Although many men were drafted into the military during the Vietnam War, some, like Marine Corps 2nd Lt. John Bobo, volunteered. Bobo never came home from the war, but his sacrifice saved several members of his company. For that, he earned the Medal of Honor.
Bobo was born Feb. 14, 1943, in Niagara Falls, New York. He went to nearby Niagara University after high school and enlisted in the Marine Corps Reserve while there, according to the Niagara Gazette. Bobo graduated with a degree in history in June 1965 and was commissioned as a second lieutenant.
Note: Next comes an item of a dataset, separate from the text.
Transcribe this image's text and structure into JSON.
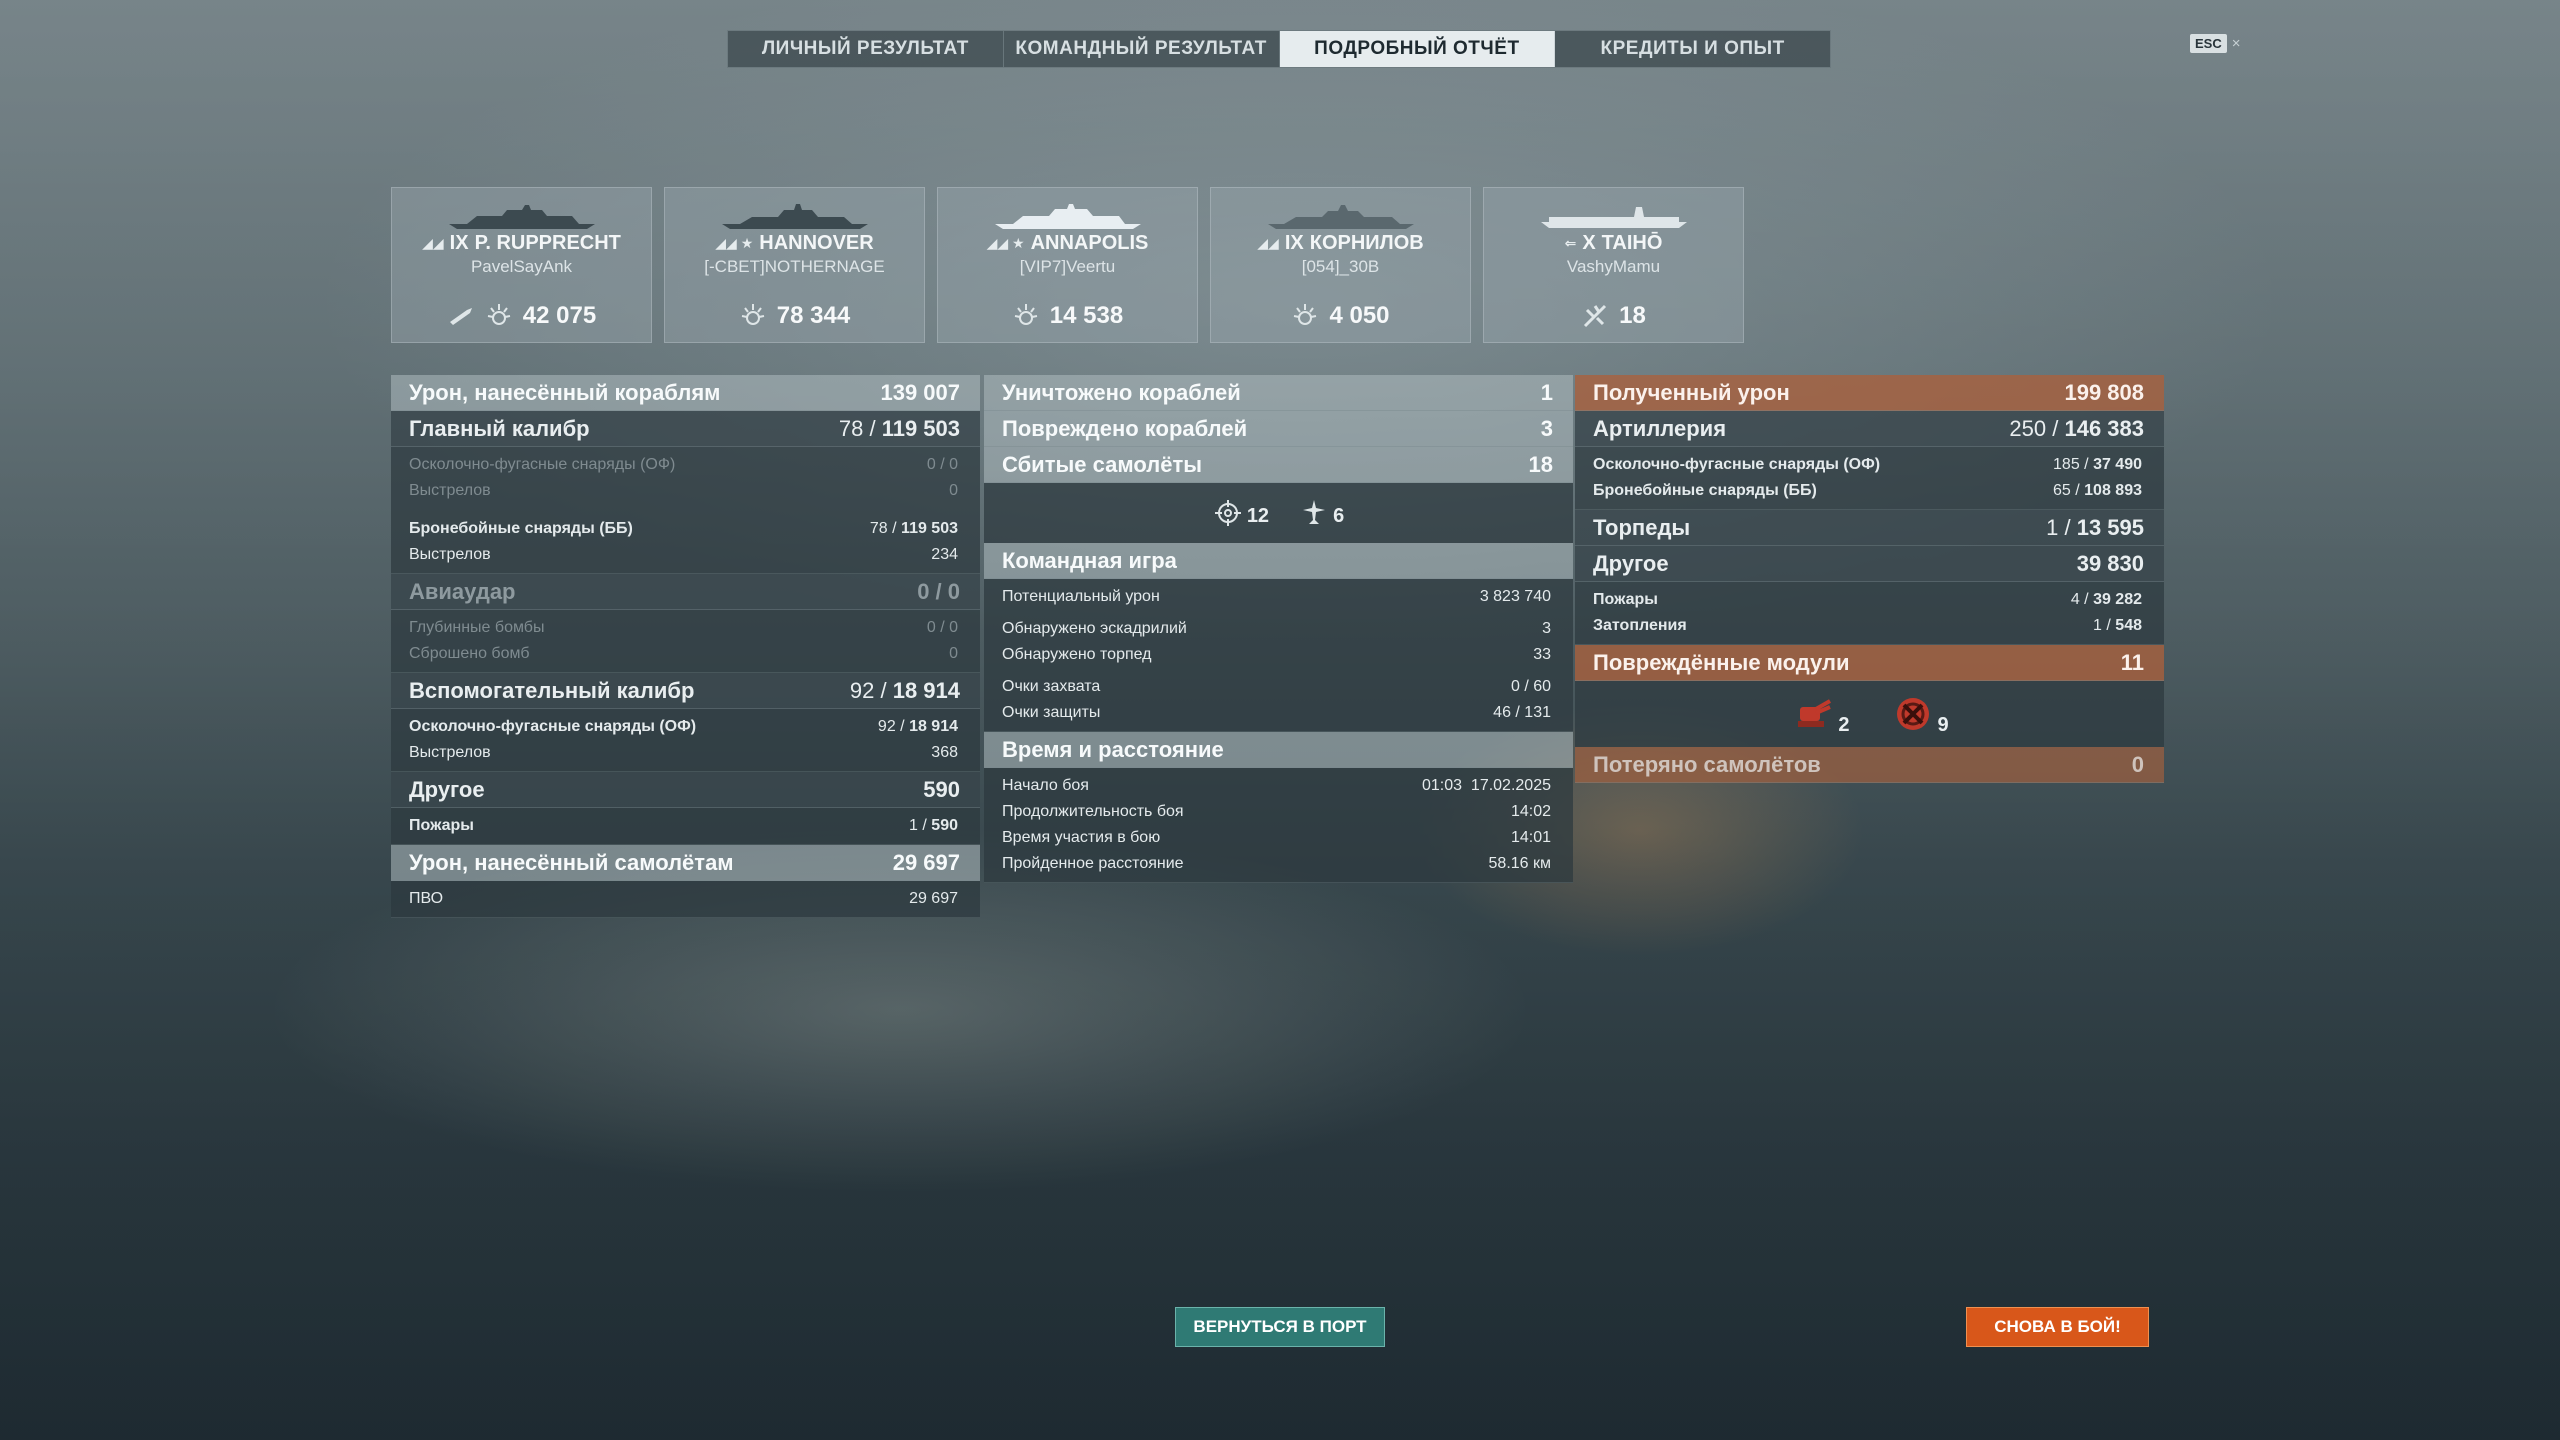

Bobo spent nearly another year in training before being assigned to the 3rd Battalion, 9th Marines, 3rd Marine Division. In June 1966, his unit was on its way to Vietnam.
On March 30, 1967, the 24-year-old weapons platoon commander was on a routine patrol south of a Marine base that was only a few miles below the North Vietnam border. His company settled into a defensive position on a hill for the night. Several rifle platoons were sent out to patrol for ambushes.
Those patrols hadn't been gone long when North Vietnamese soldiers swarmed out of the jungle to attack the men hunkered down on the hill. The Marines managed to push them back into the jungle, but they returned after more enemy troops blocked the rifle platoons on ambush duty from getting back to the hill to help.
Bobo, who was with his platoon on the hill, quickly organized his men into a hasty defense against the enemy, which was bombarding them with automatic weapons and mortar fire. He went from position to position, encouraging his Marines to fight their hardest, despite being outnumbered. Bobo then picked up a rocket launcher he found on a fallen Marine and organized a new team to use it on the enemy's machine gunners.
Shortly after that, an enemy mortar exploded near Bobo, severing his right leg below the knee. The massive injury, however, did not slow his determination. He refused to be evacuated and instead insisted on being propped up in a firing position so he could cover the rest of the Marines as they fled for safety.
According to Bobo's Medal of Honor citation, "With a web belt around his leg serving as a tourniquet and with his leg jammed into the dirt to curtail the bleeding, he remained in this position and delivered devastating fire into the ranks of the enemy attempting to overrun the Marines."
"I saw him kill at least five North Vietnamese soldiers although he had been seriously wounded," 1st Sgt. Raymond G. Rogers recalled in a later interview. "He killed the [North Vietnamese soldier] who had wounded me in the leg and was standing over me."
At some point during the shootout, Bobo was struck and killed. However, his leadership, courage and refusal to give up enabled the remaining Marines to get into a better position, where they were finally able to push the enemy back. When the fight was done, 16 more Marines had died, and 47 were injured.
Bobo's body was returned home and buried at Gate of Heaven Cemetery in New York. On Aug. 27, 1968, his parents accepted the Medal of Honor on his behalf.
No one forgot what Bobo did to help the surviving Marines escape that day, and his memory continues to live on. At Marine Corps Base Quantico, a mess hall and building are named in his honor. The same is true for a roadway through Marine Corps Air Station Yuma, Arizona. A Navy supply ship christened in the 1980s that currently belongs to the Military Sealift Command also bears his name, as does the John P. Bobo Baseball Field at his alma mater, Niagara University.